Pupils in small schools forced to practice emergency drills in case teacher falls ill
INTO delegates say no school should drop below a floor of two full-time teachers
Tara O’Sullivan and Helen Fields, Dublin North branch delegates at the Irish National Teachers’ Organisation annual congress in Galway yesterday. Photograph: Moya Nolan
Pupils in single-teacher schools are practicing emergency drills in case their teacher falls ill in the classroom, the Irish National Teachers’ Organisation has heard.
Many rural schools with just one or two teachers are highly vulnerable and face major health and safety concerns, Eoin Fenton, a Galway-based teacher told delegates at the conference in Galway.

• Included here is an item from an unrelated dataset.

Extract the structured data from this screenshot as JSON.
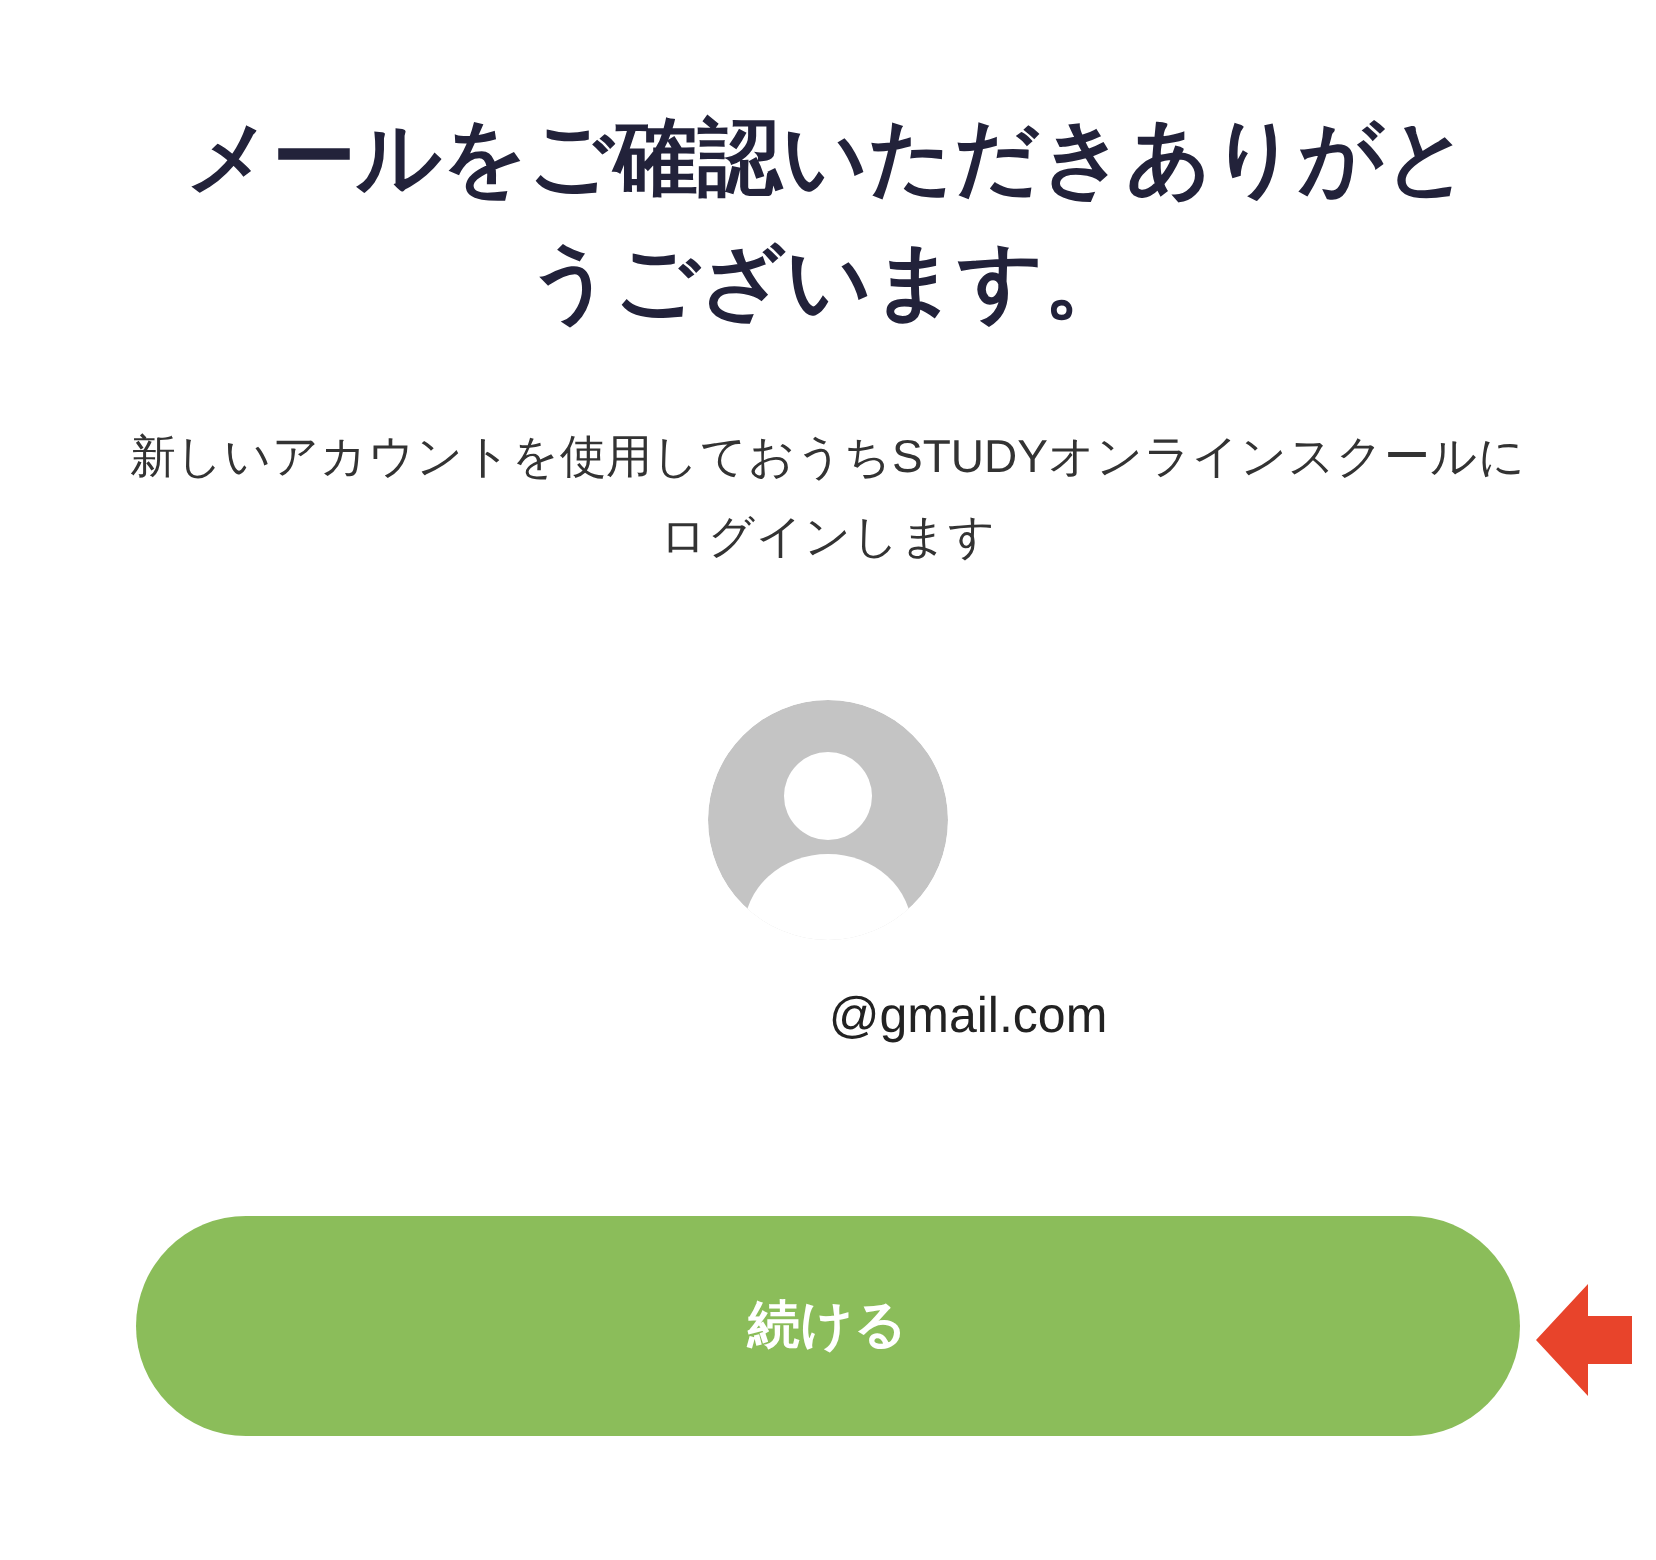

One small school in Co Galway has a list of emergency phone numbers on the school whiteboard.
“There’s the number of the chairperson, the local Garda station, parents, etc. Nobody should feel the need to run that drill,” he said.
One teacher, Pádraig Lohan, principal of a small school in Derryoober, Co Galway, said he had given his pupils the passcode for his mobile telephone in case of an emergency.
“ It was so they could call the nearest people and family always. Thank God that never happened,” he said, adding that teachers working on their own must constantly keep pupils under supervision, not even taking a toilet break.
The isolation, he said, meant he looked forward to “the visit of the postman every day”.
“And I did look forward even to the Rent-A-Kill guy. I looked forward to the special delivery guys.”
His school recently gained a second teacher after pupil numbers rose from seven to 16.
In all, there are 26 single-teacher schools and 537 two-teacher schools in mostly rural areas across the State.
In January, the Department of Education announced it would provide a grant to ensure there is more than one adult on the premises at all times.
On Wednesday, INTO delegates demanded that no school should have less than two full-time teachers, while they also argued that enrolment thresholds for third and fourth teachers be restored to previously lower levels.
Falling enrolments at primary level due to demographic change gives the Minister for Education Joe McHugh a “unique opportunity” to reduce class size to the EU average of 20 pupils per teacher with “minimal or no cost” to the State.
Irish class sizes of 25 pupils per class are among the biggest in the EU, second only to the UK: “It’s simple, Minister – hold on to our primary teachers as the number of pupils drops,” said INTO general secretary, John Boyle.
Many schools are forced to hold bake-sales and raffles to pay basic bills.
“Headaches over rising light, heat and electricity costs distract our leaders from their primary function: to lead teaching and learning,” teacher, Michael McConigley said.
Delegates heard how primary schools get just 92 cent/per pupil/per day to cover running costs, while second-level schools receive almost double that amount.
This is because the capitation grant per pupil has dropped from €200 in 2010 to €70 at primary level. The equivalent figure at post-primary is €296.